A quick additional tip on using this feature. As you type the generic name into the highlight bar the filtered list will stay on the screen, which could block the bubble chart. To make the list go away without removing the highlight filter just click in the blank white space toward the bottom of the “Highlight NDC Description” section.

What are you seeing?

While we spend more time than we’d like to admit studying the pricing changes during each NADAC Survey Results Week, we don’t always catch every story worth noting. If you’re seeing any interesting movement on drugs in the dataset, let us know.


Some housekeeping news to share…

This week, 46brooklyn Research officially filed as a non-profit in our home state of Ohio. We are currently undergoing the process to become formally registered as a 501(c)3 organization. Our goal from the start has been to help make public drug pricing data more accessible, understandable, and digestible.
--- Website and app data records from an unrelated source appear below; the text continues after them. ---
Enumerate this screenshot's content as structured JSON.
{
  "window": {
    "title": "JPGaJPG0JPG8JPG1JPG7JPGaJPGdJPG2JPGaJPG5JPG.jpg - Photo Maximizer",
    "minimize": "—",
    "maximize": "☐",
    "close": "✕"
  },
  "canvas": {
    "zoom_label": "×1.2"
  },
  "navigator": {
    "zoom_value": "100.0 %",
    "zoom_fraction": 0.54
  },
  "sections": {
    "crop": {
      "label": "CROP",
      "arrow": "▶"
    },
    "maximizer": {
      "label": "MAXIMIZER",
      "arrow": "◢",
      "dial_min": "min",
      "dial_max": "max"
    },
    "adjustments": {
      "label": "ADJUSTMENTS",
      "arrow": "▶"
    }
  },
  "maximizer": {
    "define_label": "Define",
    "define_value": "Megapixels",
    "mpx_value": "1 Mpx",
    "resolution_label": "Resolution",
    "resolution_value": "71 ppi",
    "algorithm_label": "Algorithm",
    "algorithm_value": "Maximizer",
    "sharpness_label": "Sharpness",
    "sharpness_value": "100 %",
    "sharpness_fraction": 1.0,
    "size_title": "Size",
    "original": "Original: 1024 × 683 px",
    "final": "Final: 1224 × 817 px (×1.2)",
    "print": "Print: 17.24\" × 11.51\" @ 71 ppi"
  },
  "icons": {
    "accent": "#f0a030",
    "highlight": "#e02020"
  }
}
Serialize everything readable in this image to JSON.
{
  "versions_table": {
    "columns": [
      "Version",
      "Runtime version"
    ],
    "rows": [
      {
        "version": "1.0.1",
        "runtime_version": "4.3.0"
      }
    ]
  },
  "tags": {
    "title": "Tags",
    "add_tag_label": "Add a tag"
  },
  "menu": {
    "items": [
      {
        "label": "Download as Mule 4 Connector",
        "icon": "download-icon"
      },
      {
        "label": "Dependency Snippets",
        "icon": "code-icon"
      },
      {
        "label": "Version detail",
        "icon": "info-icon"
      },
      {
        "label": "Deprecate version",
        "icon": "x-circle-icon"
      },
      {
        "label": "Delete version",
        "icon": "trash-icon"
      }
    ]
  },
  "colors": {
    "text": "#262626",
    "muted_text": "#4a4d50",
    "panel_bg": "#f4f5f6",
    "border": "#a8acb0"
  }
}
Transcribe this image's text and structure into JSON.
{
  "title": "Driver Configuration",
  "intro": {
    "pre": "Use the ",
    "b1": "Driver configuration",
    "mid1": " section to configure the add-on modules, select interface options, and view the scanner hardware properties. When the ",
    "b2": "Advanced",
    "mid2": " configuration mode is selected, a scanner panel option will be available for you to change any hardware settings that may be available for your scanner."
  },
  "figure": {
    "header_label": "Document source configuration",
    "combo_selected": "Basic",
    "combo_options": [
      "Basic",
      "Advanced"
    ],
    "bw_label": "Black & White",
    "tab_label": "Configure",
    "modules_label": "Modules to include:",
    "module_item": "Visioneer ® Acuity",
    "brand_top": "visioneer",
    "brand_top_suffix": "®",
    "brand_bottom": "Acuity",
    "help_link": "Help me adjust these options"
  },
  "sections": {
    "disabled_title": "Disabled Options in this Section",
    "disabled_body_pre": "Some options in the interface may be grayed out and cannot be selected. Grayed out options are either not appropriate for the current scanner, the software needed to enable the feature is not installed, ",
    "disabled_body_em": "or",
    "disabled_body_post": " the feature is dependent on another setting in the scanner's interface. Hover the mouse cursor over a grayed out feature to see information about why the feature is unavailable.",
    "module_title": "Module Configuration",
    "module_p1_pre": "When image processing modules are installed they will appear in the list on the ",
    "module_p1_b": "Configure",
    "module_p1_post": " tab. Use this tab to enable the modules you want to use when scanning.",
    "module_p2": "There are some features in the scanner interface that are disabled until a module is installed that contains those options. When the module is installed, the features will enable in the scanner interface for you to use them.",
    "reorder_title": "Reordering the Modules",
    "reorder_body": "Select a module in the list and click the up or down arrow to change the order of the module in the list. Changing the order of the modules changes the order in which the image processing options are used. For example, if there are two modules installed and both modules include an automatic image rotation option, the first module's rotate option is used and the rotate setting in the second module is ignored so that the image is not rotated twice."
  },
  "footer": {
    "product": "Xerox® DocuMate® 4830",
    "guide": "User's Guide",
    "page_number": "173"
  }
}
We will continue to provide our work for free as a public service, and because we apparently have nothing better to do with our time.

Yesterday, Eric and Antonio formally launched 3 Axis Advisors, a private consulting firm that aims to partner with private and government sector organizations to solve complex, systemic problems and propel industry reform through data-driven advocacy. With a primary focus on identifying and analyzing U.S. drug supply chain inefficiencies and cost drivers, we hope to offer unparalleled expertise in project design, data aggregation and analysis, government affairs and media relations. 3 Axis Advisors will arm clients with independent data analysis needed to spur change and innovation within their respective industries. For more on our first project, check out Bloomberg and STAT News.